Exercise goal -> Filter this data down to the lines that hold "metric", and copy them.

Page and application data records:

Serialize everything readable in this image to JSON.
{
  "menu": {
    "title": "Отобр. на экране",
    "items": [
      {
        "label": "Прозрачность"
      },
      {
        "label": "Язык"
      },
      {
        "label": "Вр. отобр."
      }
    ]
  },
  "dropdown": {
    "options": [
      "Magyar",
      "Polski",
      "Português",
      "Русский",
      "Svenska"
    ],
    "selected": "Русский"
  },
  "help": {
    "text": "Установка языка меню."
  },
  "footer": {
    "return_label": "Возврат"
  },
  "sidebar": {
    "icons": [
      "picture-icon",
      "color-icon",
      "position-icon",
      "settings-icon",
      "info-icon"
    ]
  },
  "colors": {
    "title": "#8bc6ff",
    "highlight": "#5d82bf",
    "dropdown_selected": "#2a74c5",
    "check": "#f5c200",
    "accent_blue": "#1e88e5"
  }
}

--

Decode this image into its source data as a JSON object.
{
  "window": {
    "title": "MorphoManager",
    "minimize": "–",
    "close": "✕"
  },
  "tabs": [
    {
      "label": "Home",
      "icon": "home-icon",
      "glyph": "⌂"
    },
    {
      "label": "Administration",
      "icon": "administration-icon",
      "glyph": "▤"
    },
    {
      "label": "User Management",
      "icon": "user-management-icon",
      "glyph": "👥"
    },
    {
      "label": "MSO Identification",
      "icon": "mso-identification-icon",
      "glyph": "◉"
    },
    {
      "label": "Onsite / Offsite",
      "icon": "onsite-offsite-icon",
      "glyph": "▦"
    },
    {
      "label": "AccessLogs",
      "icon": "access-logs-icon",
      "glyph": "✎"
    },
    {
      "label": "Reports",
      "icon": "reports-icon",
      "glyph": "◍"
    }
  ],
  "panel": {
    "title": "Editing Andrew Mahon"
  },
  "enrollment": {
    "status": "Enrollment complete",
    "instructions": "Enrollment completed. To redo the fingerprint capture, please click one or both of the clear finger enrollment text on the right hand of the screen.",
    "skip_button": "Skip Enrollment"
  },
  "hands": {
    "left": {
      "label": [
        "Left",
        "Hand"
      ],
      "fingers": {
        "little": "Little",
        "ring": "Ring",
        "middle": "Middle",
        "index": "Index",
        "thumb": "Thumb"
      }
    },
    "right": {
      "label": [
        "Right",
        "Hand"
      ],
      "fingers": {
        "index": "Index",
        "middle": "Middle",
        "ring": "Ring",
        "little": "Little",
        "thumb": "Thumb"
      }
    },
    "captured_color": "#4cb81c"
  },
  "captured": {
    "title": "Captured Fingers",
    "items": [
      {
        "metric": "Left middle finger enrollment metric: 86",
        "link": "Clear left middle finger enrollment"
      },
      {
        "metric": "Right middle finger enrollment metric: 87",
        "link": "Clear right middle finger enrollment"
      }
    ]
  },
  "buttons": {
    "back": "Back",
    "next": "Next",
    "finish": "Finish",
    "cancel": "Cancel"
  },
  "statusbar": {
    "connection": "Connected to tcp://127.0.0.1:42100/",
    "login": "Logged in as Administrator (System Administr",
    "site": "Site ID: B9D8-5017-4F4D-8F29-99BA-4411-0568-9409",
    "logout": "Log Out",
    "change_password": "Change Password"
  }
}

Output for this exercise ->
        "metric": "Left middle finger enrollment metric: 86",
        "metric": "Right middle finger enrollment metric: 87",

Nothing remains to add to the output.